But coronaviruses can also be deadly. SARS, or severe acute respiratory syndrome, is caused by a coronavirus and killed hundreds of people in China and Hong Kong in the early 2000s.

Can the Wuhan coronavirus kill?

Yes – Almost 1,800 people have so far died after testing positive for the virus. 

What are the symptoms?

Some people who catch the Wuhan coronavirus may not have any symptoms at all, or only very mild ones like a sore throat or a headache.

Others may suffer from a fever, cough or trouble breathing. 

And a small proportion of patients will go on to develop severe infection which can damage the lungs or cause pneumonia, a life-threatening condition which causes swelling and fluid build-up in the lungs.

How is it detected?

The virus’s genetic sequencing was released by scientists in China and countries around the world have used this to create lab tests, which must be carried out to confirm an infection.

Delays to these tests, to test results and to people getting to hospitals in China, mean the number of confirmed cases is expected to be just a fraction of the true scale of the outbreak.  

How did it start and spread?

The first cases identified were among people connected to the Huanan Seafood Wholesale Market in Wuhan.

Cases have since been identified around China and are known to have spread from person to person.

What are countries doing to prevent the spread?

Countries all over the world have banned foreign travellers from crossing their borders if they have been to China within the past two weeks.

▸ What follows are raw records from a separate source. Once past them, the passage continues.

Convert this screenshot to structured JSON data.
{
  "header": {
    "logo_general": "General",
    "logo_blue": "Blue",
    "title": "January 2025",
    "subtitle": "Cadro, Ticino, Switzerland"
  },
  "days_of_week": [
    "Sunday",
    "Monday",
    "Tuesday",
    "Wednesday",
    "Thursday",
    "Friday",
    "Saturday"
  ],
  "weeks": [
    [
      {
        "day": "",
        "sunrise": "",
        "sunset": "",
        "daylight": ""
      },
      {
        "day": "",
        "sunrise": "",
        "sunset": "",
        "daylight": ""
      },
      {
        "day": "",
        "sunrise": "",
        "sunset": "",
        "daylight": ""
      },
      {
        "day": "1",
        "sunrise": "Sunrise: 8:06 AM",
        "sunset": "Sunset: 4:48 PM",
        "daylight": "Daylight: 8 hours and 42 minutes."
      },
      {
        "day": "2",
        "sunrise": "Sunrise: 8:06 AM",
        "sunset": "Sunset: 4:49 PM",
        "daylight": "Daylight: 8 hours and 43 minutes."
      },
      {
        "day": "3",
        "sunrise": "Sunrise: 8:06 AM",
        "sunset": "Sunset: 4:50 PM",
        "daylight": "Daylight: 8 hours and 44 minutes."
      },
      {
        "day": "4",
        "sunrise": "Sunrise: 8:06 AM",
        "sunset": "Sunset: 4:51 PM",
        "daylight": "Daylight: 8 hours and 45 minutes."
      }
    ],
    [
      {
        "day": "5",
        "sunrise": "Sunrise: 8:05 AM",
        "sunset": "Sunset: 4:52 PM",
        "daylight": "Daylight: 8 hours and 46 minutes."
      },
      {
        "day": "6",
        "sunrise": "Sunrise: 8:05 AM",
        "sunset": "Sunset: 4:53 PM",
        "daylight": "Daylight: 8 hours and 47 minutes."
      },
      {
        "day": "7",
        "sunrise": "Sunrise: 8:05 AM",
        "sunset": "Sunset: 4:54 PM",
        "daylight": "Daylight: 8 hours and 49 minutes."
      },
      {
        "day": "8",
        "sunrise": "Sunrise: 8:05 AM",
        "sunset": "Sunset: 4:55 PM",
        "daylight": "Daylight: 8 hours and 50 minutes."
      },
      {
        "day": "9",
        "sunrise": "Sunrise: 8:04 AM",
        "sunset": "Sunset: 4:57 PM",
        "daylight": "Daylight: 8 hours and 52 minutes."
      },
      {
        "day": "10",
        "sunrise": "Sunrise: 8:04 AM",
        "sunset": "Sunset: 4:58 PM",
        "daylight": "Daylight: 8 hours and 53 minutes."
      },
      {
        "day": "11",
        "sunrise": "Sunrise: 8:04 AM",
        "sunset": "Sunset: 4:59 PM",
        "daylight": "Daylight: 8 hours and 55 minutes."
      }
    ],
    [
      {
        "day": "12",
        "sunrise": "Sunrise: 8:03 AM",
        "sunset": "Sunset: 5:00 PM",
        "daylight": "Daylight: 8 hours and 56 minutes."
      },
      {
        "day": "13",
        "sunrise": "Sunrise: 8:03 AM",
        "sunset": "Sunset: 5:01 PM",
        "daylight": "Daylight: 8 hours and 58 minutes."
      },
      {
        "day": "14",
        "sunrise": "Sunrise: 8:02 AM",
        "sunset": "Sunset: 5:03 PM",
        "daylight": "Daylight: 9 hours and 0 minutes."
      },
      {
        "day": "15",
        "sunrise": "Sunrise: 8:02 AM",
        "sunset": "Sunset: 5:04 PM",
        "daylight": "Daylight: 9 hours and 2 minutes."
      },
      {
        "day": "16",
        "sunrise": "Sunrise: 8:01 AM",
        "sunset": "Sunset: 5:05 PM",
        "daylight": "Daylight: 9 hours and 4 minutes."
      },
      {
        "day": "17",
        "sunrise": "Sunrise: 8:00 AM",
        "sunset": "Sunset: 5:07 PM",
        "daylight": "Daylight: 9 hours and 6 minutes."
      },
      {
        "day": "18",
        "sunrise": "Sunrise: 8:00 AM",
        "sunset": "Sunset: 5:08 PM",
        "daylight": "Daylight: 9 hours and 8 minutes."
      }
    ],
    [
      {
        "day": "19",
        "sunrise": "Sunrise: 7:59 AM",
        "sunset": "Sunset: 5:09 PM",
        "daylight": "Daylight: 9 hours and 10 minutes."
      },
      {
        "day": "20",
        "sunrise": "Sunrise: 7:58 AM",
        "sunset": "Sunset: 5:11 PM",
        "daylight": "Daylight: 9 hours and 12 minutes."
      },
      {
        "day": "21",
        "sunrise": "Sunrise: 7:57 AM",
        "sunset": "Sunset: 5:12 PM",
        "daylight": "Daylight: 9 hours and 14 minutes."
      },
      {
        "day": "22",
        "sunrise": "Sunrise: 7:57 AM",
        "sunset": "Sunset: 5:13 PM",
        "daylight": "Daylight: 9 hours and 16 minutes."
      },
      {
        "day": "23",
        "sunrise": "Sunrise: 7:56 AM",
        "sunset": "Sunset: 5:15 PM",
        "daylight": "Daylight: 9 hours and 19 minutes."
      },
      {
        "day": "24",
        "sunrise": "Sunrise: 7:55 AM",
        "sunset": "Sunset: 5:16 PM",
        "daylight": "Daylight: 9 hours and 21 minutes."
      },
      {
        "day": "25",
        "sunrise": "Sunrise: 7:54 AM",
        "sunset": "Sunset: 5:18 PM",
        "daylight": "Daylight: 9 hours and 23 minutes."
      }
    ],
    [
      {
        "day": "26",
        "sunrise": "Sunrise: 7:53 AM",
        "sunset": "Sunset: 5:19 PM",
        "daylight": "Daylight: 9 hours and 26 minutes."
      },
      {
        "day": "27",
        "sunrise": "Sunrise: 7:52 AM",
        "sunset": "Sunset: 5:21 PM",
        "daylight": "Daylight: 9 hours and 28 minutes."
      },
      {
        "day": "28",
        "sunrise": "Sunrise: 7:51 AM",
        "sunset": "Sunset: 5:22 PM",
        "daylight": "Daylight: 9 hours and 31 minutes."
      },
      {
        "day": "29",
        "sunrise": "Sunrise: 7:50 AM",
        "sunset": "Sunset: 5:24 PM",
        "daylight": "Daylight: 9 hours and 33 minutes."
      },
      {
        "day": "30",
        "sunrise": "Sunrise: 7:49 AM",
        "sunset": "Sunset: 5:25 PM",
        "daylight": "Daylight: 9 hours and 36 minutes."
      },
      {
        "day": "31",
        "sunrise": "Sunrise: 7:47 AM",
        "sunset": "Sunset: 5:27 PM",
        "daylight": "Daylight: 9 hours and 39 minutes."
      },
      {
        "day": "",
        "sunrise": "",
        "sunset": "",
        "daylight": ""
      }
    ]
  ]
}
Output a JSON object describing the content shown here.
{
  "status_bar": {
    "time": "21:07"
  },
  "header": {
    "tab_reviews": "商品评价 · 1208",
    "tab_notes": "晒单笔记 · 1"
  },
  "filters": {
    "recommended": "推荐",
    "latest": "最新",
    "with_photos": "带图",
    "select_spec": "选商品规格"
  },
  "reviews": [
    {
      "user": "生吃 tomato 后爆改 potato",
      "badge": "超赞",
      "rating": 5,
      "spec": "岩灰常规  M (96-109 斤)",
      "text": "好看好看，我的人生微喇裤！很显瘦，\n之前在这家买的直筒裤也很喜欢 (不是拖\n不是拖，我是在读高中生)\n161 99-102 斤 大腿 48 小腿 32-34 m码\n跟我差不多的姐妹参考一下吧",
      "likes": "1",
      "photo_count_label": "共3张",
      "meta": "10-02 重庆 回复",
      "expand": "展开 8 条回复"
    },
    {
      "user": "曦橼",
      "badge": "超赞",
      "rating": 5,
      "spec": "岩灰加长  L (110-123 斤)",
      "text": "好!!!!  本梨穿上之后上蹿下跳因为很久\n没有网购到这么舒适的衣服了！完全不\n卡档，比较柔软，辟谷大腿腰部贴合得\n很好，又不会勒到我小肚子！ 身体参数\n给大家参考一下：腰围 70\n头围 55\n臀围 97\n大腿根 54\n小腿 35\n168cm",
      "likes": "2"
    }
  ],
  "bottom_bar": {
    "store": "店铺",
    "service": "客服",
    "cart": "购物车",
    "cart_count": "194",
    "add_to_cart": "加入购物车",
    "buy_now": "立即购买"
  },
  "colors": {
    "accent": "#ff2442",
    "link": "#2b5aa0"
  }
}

Many airlines have cancelled or drastically reduced flights to and from mainland China.

Is it similar to anything we’ve ever seen before?

Experts have compared it to the 2003 outbreak of severe acute respiratory syndrome (SARS). The epidemic started in southern China and killed more than 700 people in mainland China, Hong Kong and elsewhere.


The unusual listings come after MailOnline revealed last month that self-confessed ‘witches’ were trying to charge vulnerable alcoholics for ‘spells’ to cure their addictions.

African voodoo specialists were found offering bogus remedies to alcoholics from around the world.  

One described themselves as a ‘very experienced’ and ‘professional’ spell-caster, who could ‘bring results very fast’ to stop alcohol addiction.

The Fiverr user – an account called afrospells which had dozens of glittering reviews – offered alcoholics a ‘single cast’ for £199.65.

The Ugandan seller’s premium service, which promised customers three witches would deliver a super-strength spell, cost £519.10.

She claimed on her posting: ‘My late mother was a very powerful witch and taught me how to perform powerful African Magic spells.’

But a leading addiction expert slammed the listings, saying they were exploiting vulnerable patients desperate for a cure. 

And they warned giving up alcohol cold-turkey can be deadly, adding ‘miracle cures don’t exist’ – despite false promises touted online.  

Ian Hamilton, a senior lecturer in addiction at York University, told MailOnline he thought the alcoholism spells were ‘truly bizarre’. 

He said: ‘These type of listings are clearly preying on people who are at their most desperate and falsely giving hope when they feel at their most pessimistic about being able to get out of their problematic relationship with alcohol. 

‘What makes these websites attractive is people can interact with these “specialists” anonymously.

‘That’s likely to be seductive due to the stigma and shame many people with alcohol addiction experience.’ 

Mr Hamilton feared anonymity was being used as a selling point, warning that the posts were ‘exploiting this vulnerability in people with problems’.  

He added: ‘The dangerous aspect to this is it encourages the individual to abruptly stop drinking, this can be life-threatening for some dependent drinkers.

‘The advice and evidence for people dependent on alcohol thinking about giving up is absolutely clear.

‘They [people with alcohol dependency issues] should only do this with medical help and supervision to reduce harming themselves further.’  

Fiverr removed the witch services after being alerted to them. 

MailOnline has contacted Fiverr for comment on the coronavirus advertisements.